* FTSEurofirst 300 falls 1.2 pct; Euro STOXX 50 down 1.6 pct
* Charts show sentiment bearish following recent sell-off
* Growth-linked sectors like banks among top decliners
By Atul Prakash
LONDON, June 25 European shares hit a one-week
low on Monday as global growth concerns and muted expectations
that this week's European Union summit will yield significant
measures to tackle the euro zone crisis hurt sentiment, with
charts pointing to further losses.
Equity sectors linked to growth suffered heavily, with
banking, automobile, construction and
technology shares falling 1.1 to 1.4 percent.
At 1024 GMT, the FTSEurofirst 300 index of top
European shares was down 1.2 percent at 990.10 points after
dropping to a low of 989.61. It fell 1.2 percent in the past two
sessions on worries about faltering economic growth and the
persisting debt crisis.
The market focus was on the June 28-29 summit, when European
leaders are expected to discuss specific steps towards a
cross-border banking union, closer fiscal integration and the
possibility of a debt redemption fund, according to a document
prepared for the meeting.
"EU leaders have waited for so long to implement any changes
that the situation is almost out of control and affecting
nations across the world," Ion-Marc Valahu, fund manager at
CLAIRINVEST in Geneva, said.
He said a lot of investors had been cautious in trading in
the volatile stock market and the market was mainly driven by
short-term players and hedge funds ahead of the summit.
As well as progress towards a banking union, the summit is
expected to discuss the need for a more integrated budget
policy, steps required for deeper economic integration, and how
to retain "democratic legitimacy" if countries give up some
However, Don Fitzgerald, fund manager at Tocqueville
Finance, which manages $2.2 billion, remained sceptical.
"Macroeconomic data has been weakening for the past few
months and Spain is still having difficulty financing its
deficits at economical levels. I would not expect a miracle from
the EU summit. Any moves will be very evolutionary in nature at
Charts showed that recent declines in share prices had
deteriorated the technical picture for the euro zone's blue chip
Euro STOXX 50 index, which fell 1.6 percent to
2,152.15 points on Monday.
Dmytro Bondar, technical analyst at RBS, said the index saw
a break of the support line of the June channel, a bearish
signal, and failed to close above the 50-day moving average. Its
slow stochastic oscillator entered an overbought region and
displayed convergence between the slow and fast lines.
"The net conclusion is quite negative for the index over a
month horizon, especially once the price closes below 2,148,
which would remove support from this area, provided by a
filled-not-closed gap from June 14," he said, adding the 2,065,
2,000 and 1,940 levels were the main targets for the next month.
Analysts said investors were also nervous ahead of the
second quarter earnings season.
Sluggish growth in Europe and a slowdown in the pace of
economic recovery in the United States have hurt margins and

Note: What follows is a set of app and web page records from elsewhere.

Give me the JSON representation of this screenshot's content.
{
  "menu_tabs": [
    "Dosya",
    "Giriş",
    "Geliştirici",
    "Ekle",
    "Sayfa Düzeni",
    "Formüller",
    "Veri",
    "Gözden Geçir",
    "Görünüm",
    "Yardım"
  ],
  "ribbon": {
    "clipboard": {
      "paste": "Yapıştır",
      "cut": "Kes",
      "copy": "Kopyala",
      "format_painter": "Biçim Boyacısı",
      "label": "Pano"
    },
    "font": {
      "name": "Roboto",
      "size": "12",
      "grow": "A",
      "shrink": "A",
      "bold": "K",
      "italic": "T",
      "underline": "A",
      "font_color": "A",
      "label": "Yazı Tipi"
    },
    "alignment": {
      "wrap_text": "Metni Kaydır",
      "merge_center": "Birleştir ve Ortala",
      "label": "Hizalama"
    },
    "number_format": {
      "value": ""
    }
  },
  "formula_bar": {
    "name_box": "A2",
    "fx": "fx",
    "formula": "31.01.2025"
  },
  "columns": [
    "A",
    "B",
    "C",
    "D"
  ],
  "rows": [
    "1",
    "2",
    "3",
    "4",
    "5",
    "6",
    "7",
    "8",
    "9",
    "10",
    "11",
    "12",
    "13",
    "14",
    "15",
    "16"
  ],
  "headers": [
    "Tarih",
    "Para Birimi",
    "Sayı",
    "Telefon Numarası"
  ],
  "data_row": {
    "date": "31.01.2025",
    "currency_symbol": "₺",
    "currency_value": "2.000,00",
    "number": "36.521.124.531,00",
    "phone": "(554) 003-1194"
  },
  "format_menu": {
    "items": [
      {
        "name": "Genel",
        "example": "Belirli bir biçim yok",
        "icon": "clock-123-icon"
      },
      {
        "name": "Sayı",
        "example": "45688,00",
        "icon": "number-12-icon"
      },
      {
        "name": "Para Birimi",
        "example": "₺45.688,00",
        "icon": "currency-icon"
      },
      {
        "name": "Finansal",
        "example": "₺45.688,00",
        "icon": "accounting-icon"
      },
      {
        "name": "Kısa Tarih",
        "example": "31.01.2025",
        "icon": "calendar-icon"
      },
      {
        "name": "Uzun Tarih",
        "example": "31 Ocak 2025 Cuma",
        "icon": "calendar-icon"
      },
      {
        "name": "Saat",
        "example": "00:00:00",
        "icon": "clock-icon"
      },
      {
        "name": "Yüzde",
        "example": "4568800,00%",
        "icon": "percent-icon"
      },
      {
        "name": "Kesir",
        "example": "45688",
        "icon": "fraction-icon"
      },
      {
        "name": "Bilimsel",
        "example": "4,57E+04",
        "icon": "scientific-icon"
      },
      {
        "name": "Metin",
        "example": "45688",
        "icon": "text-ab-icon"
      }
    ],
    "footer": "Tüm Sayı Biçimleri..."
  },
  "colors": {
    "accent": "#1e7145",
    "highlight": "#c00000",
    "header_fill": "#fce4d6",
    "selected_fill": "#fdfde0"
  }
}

profitability, with analysts suggesting that investors should
buy when the market corrects and look for companies that have
done well in difficult times and continued to pay a dividend.
"Any upside in share prices will be limited. However, on
sensible corrections, investors should be looking to buy the
dips and increase cyclically exposed stocks, but not in an
aggressive (way) ... just yet," Mike Jarman, chief market
strategist at H2O Markets, said.
Fitzgerald also said that given current valuations, it was
probably too late to raise cash or pile into defensives. "I feel
that there may be better entry points over the summer," he said.
Thomson Reuters Datastream showed that defensive sectors had
become relatively expensive, with healthcare trading at
11.9 times its one-year forward earnings and the food and
beverages sector at 14.4 times.
In contrast, banks were at 6 times and the wider
STOXX Europe 600 index traded at 9.5 times its 12-month
Among individual movers, Shire fell 12.2 percent
after U.S. regulators ruled against the company in a battle over
generic copies of its hyperactivity drug Adderall XR, approving
a cut-price version of the medicine from Watson Pharmaceuticals'
Nokia fall nearly 7 percent after an analyst said
its software partner Microsoft may turn into a rival by
selling its own smartphones, and following strong results from
rival Samsung Electronics.